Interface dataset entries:
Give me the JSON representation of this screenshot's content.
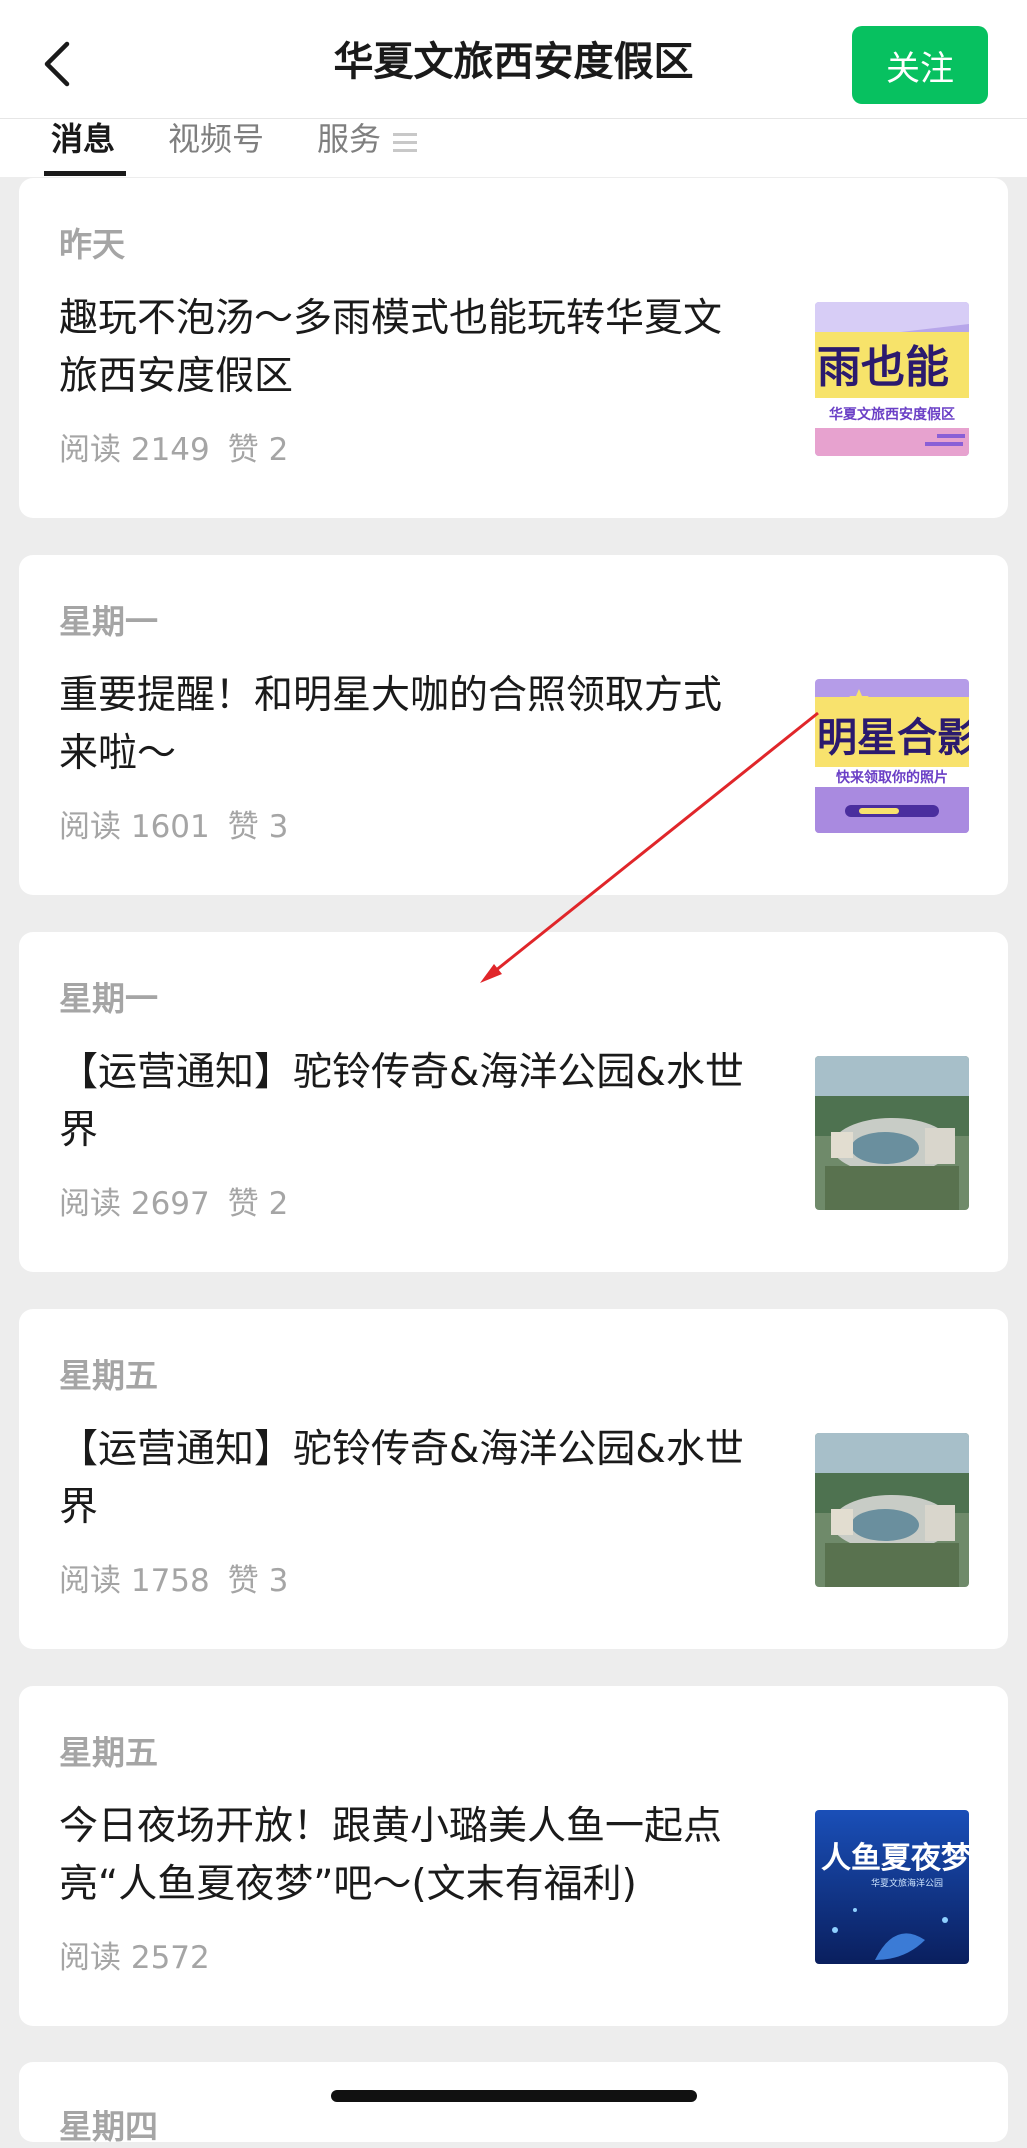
{
  "header": {
    "title": "华夏文旅西安度假区",
    "follow_label": "关注",
    "back_icon": "chevron-left-icon"
  },
  "tabs": [
    {
      "label": "消息",
      "active": true
    },
    {
      "label": "视频号",
      "active": false
    },
    {
      "label": "服务",
      "active": false
    }
  ],
  "tab_menu_icon": "menu-icon",
  "articles": [
    {
      "date": "昨天",
      "title_line1": "趣玩不泡汤～多雨模式也能玩转华夏文",
      "title_line2": "旅西安度假区",
      "reads": "阅读 2149",
      "likes": "赞 2",
      "thumb_text": "雨也能",
      "thumb_subtext": "华夏文旅西安度假区"
    },
    {
      "date": "星期一",
      "title_line1": "重要提醒！和明星大咖的合照领取方式",
      "title_line2": "来啦～",
      "reads": "阅读 1601",
      "likes": "赞 3",
      "thumb_text": "明星合影",
      "thumb_subtext": "快来领取你的照片"
    },
    {
      "date": "星期一",
      "title_line1": "【运营通知】驼铃传奇&海洋公园&水世",
      "title_line2": "界",
      "reads": "阅读 2697",
      "likes": "赞 2"
    },
    {
      "date": "星期五",
      "title_line1": "【运营通知】驼铃传奇&海洋公园&水世",
      "title_line2": "界",
      "reads": "阅读 1758",
      "likes": "赞 3"
    },
    {
      "date": "星期五",
      "title_line1": "今日夜场开放！跟黄小璐美人鱼一起点",
      "title_line2": "亮“人鱼夏夜梦”吧～(文末有福利)",
      "reads": "阅读 2572",
      "likes": "",
      "thumb_text": "人鱼夏夜梦",
      "thumb_subtext": "华夏文旅海洋公园"
    }
  ],
  "partial_article": {
    "date": "星期四"
  },
  "colors": {
    "accent": "#07c160",
    "background": "#ededed",
    "annotation_arrow": "#e0262a"
  }
}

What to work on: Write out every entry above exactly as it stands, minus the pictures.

Result:
Give me the JSON representation of this screenshot's content.
{
  "header": {
    "title": "华夏文旅西安度假区",
    "follow_label": "关注",
    "back_icon": "chevron-left-icon"
  },
  "tabs": [
    {
      "label": "消息",
      "active": true
    },
    {
      "label": "视频号",
      "active": false
    },
    {
      "label": "服务",
      "active": false
    }
  ],
  "tab_menu_icon": "menu-icon",
  "articles": [
    {
      "date": "昨天",
      "title_line1": "趣玩不泡汤～多雨模式也能玩转华夏文",
      "title_line2": "旅西安度假区",
      "reads": "阅读 2149",
      "likes": "赞 2",
      "thumb_text": "雨也能",
      "thumb_subtext": "华夏文旅西安度假区"
    },
    {
      "date": "星期一",
      "title_line1": "重要提醒！和明星大咖的合照领取方式",
      "title_line2": "来啦～",
      "reads": "阅读 1601",
      "likes": "赞 3",
      "thumb_text": "明星合影",
      "thumb_subtext": "快来领取你的照片"
    },
    {
      "date": "星期一",
      "title_line1": "【运营通知】驼铃传奇&海洋公园&水世",
      "title_line2": "界",
      "reads": "阅读 2697",
      "likes": "赞 2"
    },
    {
      "date": "星期五",
      "title_line1": "【运营通知】驼铃传奇&海洋公园&水世",
      "title_line2": "界",
      "reads": "阅读 1758",
      "likes": "赞 3"
    },
    {
      "date": "星期五",
      "title_line1": "今日夜场开放！跟黄小璐美人鱼一起点",
      "title_line2": "亮“人鱼夏夜梦”吧～(文末有福利)",
      "reads": "阅读 2572",
      "likes": "",
      "thumb_text": "人鱼夏夜梦",
      "thumb_subtext": "华夏文旅海洋公园"
    }
  ],
  "partial_article": {
    "date": "星期四"
  },
  "colors": {
    "accent": "#07c160",
    "background": "#ededed",
    "annotation_arrow": "#e0262a"
  }
}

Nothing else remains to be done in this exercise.